I received my three lens Rokinon Cine kit last week from B&H, but have only had the chance to shoot with them over the past two days, and unfortunately, for only about an hour just outside my house. However, so far they’ve produced some great shots and I’m really looking forward to using them a lot more. All shots are exactly as they came out of the camera - no color correction or effects have been added.
The lenses are 24mm, 35mm, and 85mm, all T1.5, and this was shot with a Canon 60D. The majority of the shots were wide open or close to it (1.5-4), with an ISO of 100. My shutter speed was mostly around 160, though it was up to 250 for a few of the shots.
All but two shots are 1080p30. The other two were 720p60, and scaled to 150% for the edit sequence. Even at that scale, the visual quality is still outstanding. Also, keep in mind that since I’m using a 60D, it has a 1.6 crop factor, making the apparent focal lengths aprox 38mm, 56mm, and 136mm.
I may do a more in-depth review of these lenses when I get more time using them, but for now, I will just say that I’m quite happy with my purchase.
too see more of our work visit blacktapeproject.com
Black Tape Project TM
Put your hands together!
This is the first video in my series of ‘How to’ Photography videos.
This is a simple guide on how to process your 35mm film from the point of getting it out of the canister and into the processing tank.
You will need the following tools:
*Film you want to process
*Development reel and tank

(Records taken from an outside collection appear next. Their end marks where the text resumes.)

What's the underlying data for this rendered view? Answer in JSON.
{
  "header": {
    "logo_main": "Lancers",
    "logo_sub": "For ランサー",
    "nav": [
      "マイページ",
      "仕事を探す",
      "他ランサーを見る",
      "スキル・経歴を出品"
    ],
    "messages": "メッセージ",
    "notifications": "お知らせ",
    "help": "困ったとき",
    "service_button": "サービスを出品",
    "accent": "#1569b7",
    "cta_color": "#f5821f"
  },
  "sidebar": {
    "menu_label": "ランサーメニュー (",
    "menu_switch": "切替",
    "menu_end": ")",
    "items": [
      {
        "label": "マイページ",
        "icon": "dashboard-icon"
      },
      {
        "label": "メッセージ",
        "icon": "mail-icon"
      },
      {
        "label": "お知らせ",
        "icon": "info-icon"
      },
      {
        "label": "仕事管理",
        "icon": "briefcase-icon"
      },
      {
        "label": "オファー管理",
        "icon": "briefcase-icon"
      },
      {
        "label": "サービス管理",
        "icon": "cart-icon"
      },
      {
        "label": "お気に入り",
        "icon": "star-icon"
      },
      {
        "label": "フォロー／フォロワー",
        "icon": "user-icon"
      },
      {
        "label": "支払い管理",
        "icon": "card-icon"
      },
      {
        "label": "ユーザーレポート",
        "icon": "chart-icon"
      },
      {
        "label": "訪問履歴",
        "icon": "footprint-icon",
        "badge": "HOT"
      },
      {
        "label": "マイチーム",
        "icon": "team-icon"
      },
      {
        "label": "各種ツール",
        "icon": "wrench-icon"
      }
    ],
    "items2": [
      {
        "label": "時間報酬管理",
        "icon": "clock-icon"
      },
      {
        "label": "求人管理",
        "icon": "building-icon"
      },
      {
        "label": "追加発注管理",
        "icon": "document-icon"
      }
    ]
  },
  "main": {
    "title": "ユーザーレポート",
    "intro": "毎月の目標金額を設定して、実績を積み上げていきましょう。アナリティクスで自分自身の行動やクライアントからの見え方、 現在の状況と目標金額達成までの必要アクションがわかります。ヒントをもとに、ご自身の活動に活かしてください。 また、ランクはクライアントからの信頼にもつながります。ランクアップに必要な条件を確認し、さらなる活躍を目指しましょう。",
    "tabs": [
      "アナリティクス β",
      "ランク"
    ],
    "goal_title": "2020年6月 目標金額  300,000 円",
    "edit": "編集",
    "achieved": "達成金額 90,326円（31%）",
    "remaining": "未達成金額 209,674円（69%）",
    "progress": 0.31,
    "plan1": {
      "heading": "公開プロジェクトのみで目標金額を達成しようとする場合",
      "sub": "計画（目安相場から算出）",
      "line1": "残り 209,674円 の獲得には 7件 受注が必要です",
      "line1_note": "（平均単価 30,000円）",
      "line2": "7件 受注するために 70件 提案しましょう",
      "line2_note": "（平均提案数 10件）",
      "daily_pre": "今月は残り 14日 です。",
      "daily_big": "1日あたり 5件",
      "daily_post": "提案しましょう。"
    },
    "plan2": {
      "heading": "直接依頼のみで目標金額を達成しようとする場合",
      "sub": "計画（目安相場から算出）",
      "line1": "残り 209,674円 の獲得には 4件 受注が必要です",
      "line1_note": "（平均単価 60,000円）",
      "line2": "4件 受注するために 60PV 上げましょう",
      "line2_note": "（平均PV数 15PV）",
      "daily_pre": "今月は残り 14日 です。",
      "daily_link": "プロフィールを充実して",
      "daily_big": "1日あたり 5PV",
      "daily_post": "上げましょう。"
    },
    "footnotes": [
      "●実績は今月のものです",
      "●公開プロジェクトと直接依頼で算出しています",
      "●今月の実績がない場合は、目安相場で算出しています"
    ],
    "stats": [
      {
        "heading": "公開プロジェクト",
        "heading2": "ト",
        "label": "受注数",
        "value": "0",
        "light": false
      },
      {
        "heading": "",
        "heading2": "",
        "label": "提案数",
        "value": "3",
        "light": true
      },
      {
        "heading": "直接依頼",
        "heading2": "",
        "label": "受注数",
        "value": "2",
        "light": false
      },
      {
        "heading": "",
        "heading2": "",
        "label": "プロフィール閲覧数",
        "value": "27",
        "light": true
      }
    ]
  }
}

Steps: (Friendly reminder this must be done in the dark!)
1. Use the can opener to open side of film canister.
2. Remove film from canister.
3. Cut an even (or close to even) line right after film leader.
4. Place film in sprocket catch of reel.
5. Slightly pinch film when rotating reel.
(avoid touching film emulsion when loading reel)
6. Cut film when you reach the end of roll.
7. Place reel in processing tank
8. Secure lid on tank.
You are now ready to Process your film!
Behind the scenes with Jeremy Cowart on a shoot of acress Marielle Jaffe showcasing VSCO Film and VSCO Cam.